i would never, not in a million years, choose to have another unmedicated birth, but here’s what i will say – the recovery was much, much easier. with mattis, i was pumped full of so many IV fluids from being on an epidural for 24 hours that i was incredibly swollen, all over, if you catch my drift. i couldn’t walk for several hours until the epidural wore off. after birthing calum i hopped out of bed (ok, hopped is an overstatement ) and took a shower by myself just an hour or so later. i hopped in and out of bed all night long to grab my own water, or change the baby, or whatever i wanted to do! that part was absolutely lovely – i didn’t feel like an invalid, and that really helped my postpartum psyche more than anything. i could hardly sit up for a week after mattis’ birth, the swelling and pain was so bad, but i had the same amount of tearing with calum and was much more mobile.
so that’s it! that’s how my little calum dumpling came into the world. if i haven’t mentioned it yet – it was absolute hell! i wouldn’t wish unmedicated birth upon my worst enemy! i have several close friends who have given birth this way on purpose, and i am both immensely in awe of them and constantly telling them that epidurals were invented for a reason.
i think that women fear that talking about the negative parts of birth will negate how much they love their babies, which is absolutely insane. we are allowed to be OBSESSED with our new babies and also be freaked out by the fact that our bladders are completely jacked up, we can’t walk or sit straight, and we have stitches in our damn vaginas! but instead of sharing the truths about birth, we email our friends carbon copy lines like “mom and baby are both doing great!” noooo. no, no, no. mom is not doing great! mom is going to be bleeding profusely for the next six weeks! mom’s nipples are scabbed over! mom’s hormones are convincing her that the baby is going to die if she doesn’t watch him to make sure he keeps breathing all night long!

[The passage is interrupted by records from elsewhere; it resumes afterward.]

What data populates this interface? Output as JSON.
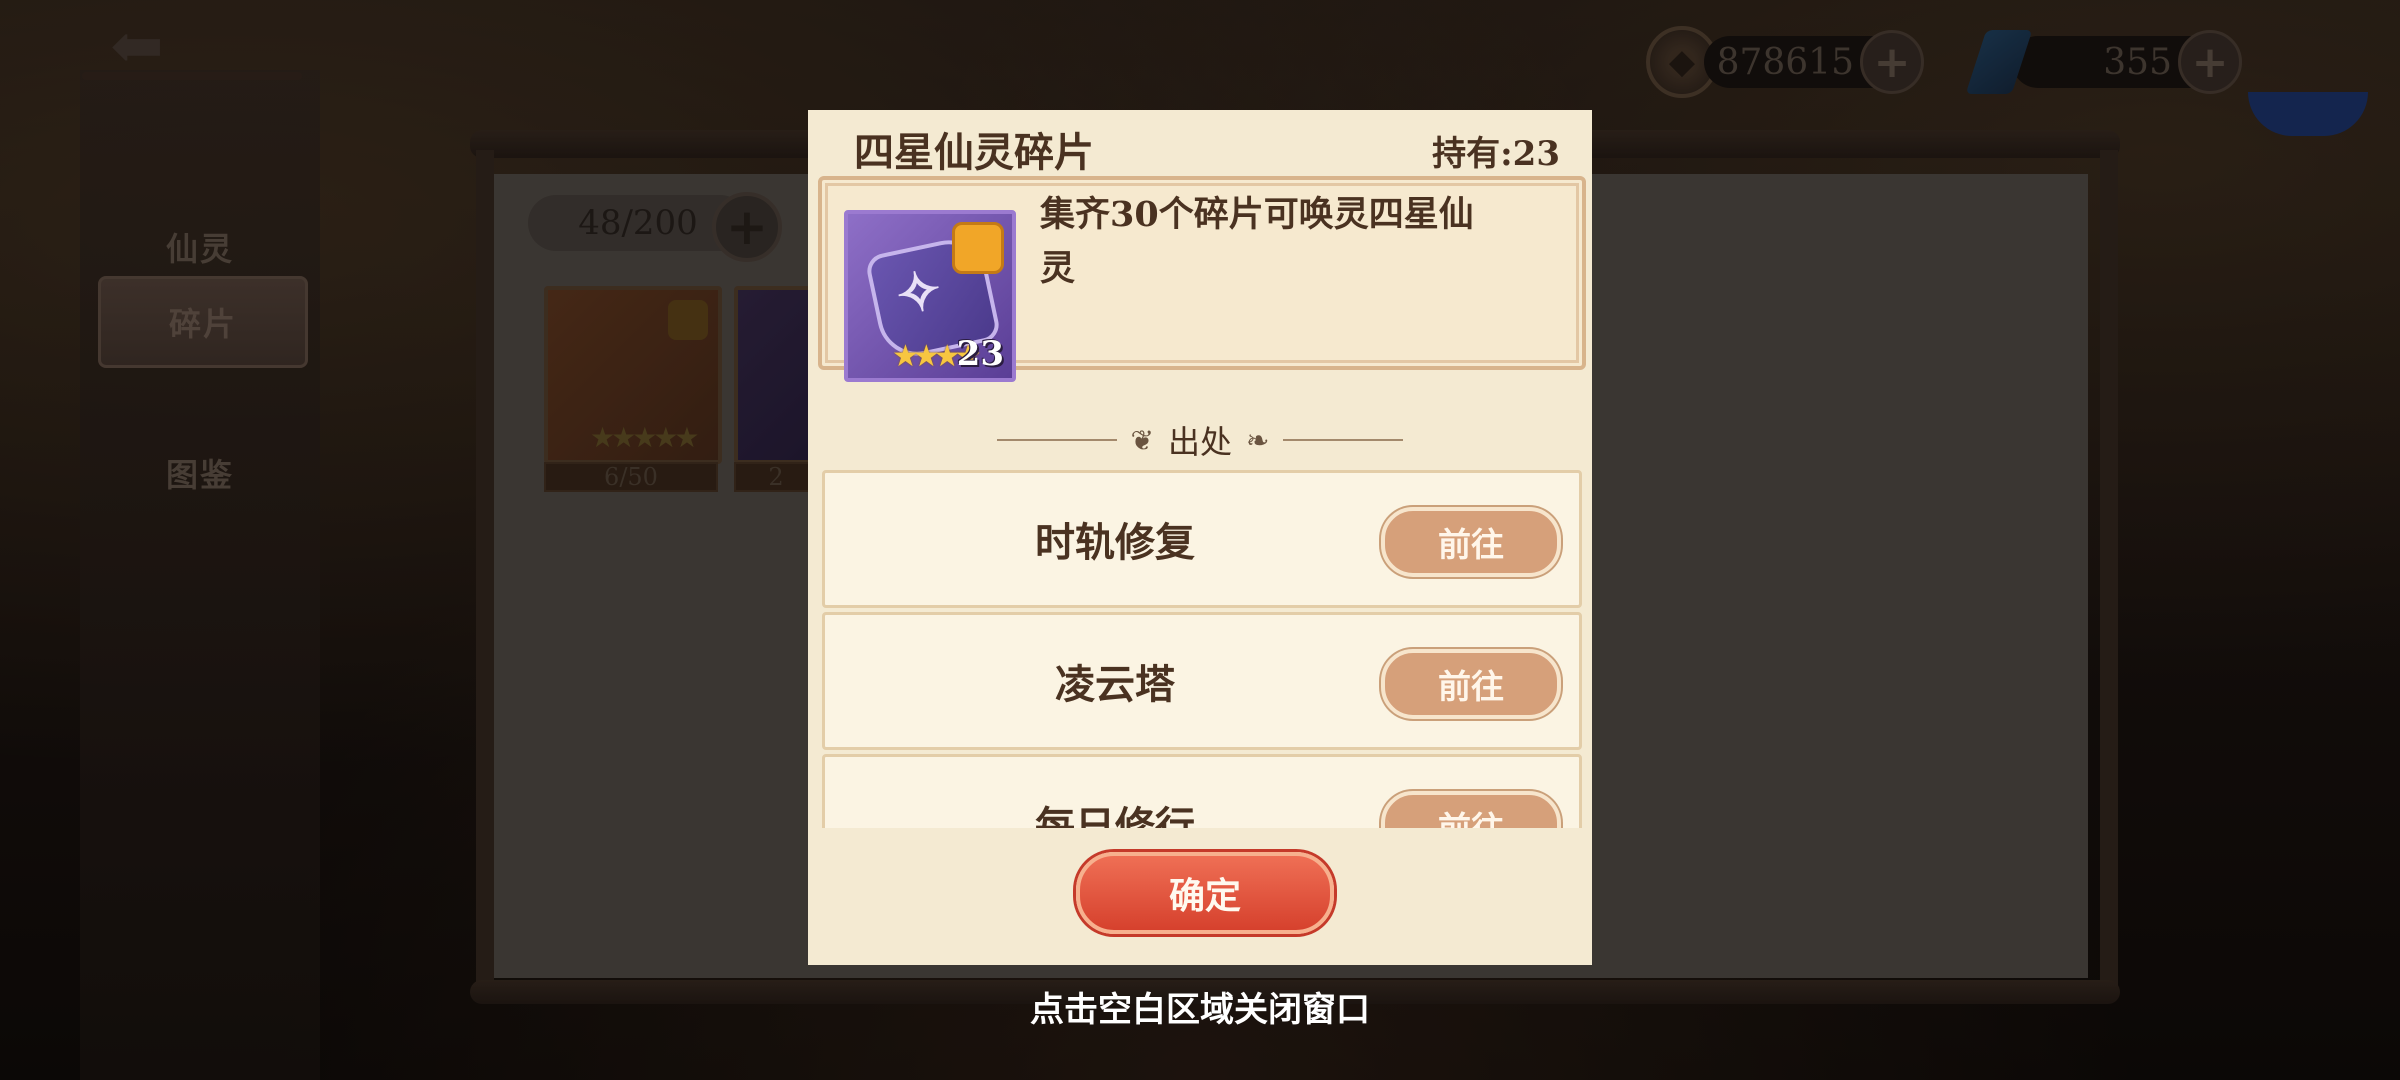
{
  "topbar": {
    "back_icon": "back-arrow-icon",
    "coins": "878615",
    "gems": "355",
    "plus_label": "+"
  },
  "sidebar": {
    "items": [
      {
        "label": "仙灵"
      },
      {
        "label": "碎片"
      },
      {
        "label": "图鉴"
      }
    ]
  },
  "inventory": {
    "count": "48/200",
    "plus_label": "+",
    "cards": [
      {
        "progress": "6/50"
      },
      {
        "progress": "2"
      }
    ]
  },
  "modal": {
    "title": "四星仙灵碎片",
    "held": "持有:23",
    "item": {
      "count": "23",
      "stars": "★★★★",
      "star_count": 4
    },
    "description": "集齐30个碎片可唤灵四星仙灵",
    "source_heading": "出处",
    "sources": [
      {
        "name": "时轨修复",
        "button": "前往"
      },
      {
        "name": "凌云塔",
        "button": "前往"
      },
      {
        "name": "每日修行",
        "button": "前往"
      }
    ],
    "confirm": "确定"
  },
  "hint": "点击空白区域关闭窗口",
  "colors": {
    "modal_bg": "#f4ead2",
    "go_button": "#d6a07a",
    "confirm_button": "#e0503b",
    "text_dark": "#4a3221"
  }
}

i am so glad my tiniest beast is here, but i’m not going to wrap this birth story up with some glowy tale about how the pain connected me to women across time who have all given birth naturally. no, no. it was horrible, but now it’s over and i have a very cute baby to show for it.